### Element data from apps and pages
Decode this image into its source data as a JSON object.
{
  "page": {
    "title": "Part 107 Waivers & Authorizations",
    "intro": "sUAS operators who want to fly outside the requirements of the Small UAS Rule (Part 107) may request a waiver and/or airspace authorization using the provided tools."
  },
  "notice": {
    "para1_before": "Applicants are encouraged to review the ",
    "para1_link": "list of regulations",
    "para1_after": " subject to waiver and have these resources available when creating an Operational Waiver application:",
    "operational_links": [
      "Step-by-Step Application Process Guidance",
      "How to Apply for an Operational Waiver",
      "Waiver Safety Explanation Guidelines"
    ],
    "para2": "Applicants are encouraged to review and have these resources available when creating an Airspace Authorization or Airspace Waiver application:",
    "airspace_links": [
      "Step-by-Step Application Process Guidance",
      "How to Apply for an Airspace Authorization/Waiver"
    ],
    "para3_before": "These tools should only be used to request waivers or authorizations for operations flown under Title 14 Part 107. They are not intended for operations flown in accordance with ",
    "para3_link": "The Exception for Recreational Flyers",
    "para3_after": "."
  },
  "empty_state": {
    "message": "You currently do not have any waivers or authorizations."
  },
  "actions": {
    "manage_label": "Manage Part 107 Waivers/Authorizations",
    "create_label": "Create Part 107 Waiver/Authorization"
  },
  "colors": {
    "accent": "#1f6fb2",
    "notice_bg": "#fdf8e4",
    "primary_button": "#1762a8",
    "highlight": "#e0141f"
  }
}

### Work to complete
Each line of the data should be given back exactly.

### Response for this exercise
Decode this image into its source data as a JSON object.
{
  "page": {
    "title": "Part 107 Waivers & Authorizations",
    "intro": "sUAS operators who want to fly outside the requirements of the Small UAS Rule (Part 107) may request a waiver and/or airspace authorization using the provided tools."
  },
  "notice": {
    "para1_before": "Applicants are encouraged to review the ",
    "para1_link": "list of regulations",
    "para1_after": " subject to waiver and have these resources available when creating an Operational Waiver application:",
    "operational_links": [
      "Step-by-Step Application Process Guidance",
      "How to Apply for an Operational Waiver",
      "Waiver Safety Explanation Guidelines"
    ],
    "para2": "Applicants are encouraged to review and have these resources available when creating an Airspace Authorization or Airspace Waiver application:",
    "airspace_links": [
      "Step-by-Step Application Process Guidance",
      "How to Apply for an Airspace Authorization/Waiver"
    ],
    "para3_before": "These tools should only be used to request waivers or authorizations for operations flown under Title 14 Part 107. They are not intended for operations flown in accordance with ",
    "para3_link": "The Exception for Recreational Flyers",
    "para3_after": "."
  },
  "empty_state": {
    "message": "You currently do not have any waivers or authorizations."
  },
  "actions": {
    "manage_label": "Manage Part 107 Waivers/Authorizations",
    "create_label": "Create Part 107 Waiver/Authorization"
  },
  "colors": {
    "accent": "#1f6fb2",
    "notice_bg": "#fdf8e4",
    "primary_button": "#1762a8",
    "highlight": "#e0141f"
  }
}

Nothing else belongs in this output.